What these two women shared is consistent with a recent informal survey published in Adoptive Families Magazine. The survey presented the birth parents’ perspective and what they are thinking when they choose adoptive parents (see Adoptive Families Magazine September/October 2008 issue at p.40). Among the criteria Adoptive Families presented as important to birth parents were a stable and financially secure home life for the child.

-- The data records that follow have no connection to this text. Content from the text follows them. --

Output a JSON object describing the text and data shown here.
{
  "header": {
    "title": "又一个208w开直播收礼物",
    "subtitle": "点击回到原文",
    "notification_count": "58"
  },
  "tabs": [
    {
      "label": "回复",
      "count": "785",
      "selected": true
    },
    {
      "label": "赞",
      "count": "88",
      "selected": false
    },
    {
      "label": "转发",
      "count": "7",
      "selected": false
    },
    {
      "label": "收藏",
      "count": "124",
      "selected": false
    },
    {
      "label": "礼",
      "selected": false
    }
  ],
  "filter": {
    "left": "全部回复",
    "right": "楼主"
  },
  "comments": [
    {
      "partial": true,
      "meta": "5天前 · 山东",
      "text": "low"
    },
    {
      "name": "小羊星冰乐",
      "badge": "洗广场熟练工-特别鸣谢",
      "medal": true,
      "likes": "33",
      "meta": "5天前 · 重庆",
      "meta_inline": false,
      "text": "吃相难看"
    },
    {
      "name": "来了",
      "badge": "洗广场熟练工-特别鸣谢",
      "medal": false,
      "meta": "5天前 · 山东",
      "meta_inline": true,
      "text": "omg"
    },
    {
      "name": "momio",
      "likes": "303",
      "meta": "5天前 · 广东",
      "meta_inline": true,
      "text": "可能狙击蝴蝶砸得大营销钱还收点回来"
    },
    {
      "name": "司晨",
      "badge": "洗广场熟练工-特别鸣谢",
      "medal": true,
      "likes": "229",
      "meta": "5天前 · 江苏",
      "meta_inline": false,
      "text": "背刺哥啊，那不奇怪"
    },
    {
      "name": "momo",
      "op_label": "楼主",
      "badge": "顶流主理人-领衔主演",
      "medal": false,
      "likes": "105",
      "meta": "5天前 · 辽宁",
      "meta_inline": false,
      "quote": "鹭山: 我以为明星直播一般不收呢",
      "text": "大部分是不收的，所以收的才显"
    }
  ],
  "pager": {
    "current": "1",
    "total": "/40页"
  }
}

Everything we list among our Pickable Factors is legitimate, to us. But it isn’t always relevant for birth families. A dear friend (Mel from Stirrup Queens) emailed me about this issue, and I took some time to really think about it. I put myself back in “waiting mode” and I thought about things from the birth parent perspective. Ultimately, I think what brings us together with our children’s birth parents is largely out of our control and that is very hard to deal with. We can obsess about just about anything and everything as part of this process; it is so hard to live a life with so little control about how, when and where we’re going to become a mom or a dad. But the reality is that at the end of the day the obsessing and worrying is for nothing. Cancer, your religion, your marital status are all aspects of who you are, but they don’t define you. It’s what defines you as a whole – not just itemized, compartmentalized things on a list, even elephant sized things – that make a fit for a forever family. The right birth family for your situation usually is the birth family that sees the whole you and looks past elephants and minutia to see who you really are and what you have to offer a baby, even if the essence of you is somehow inarticulably summed up by the beautiful baseball cap you’re wearing in the picture you threw into your profile at the last minute.
Filed under: adoption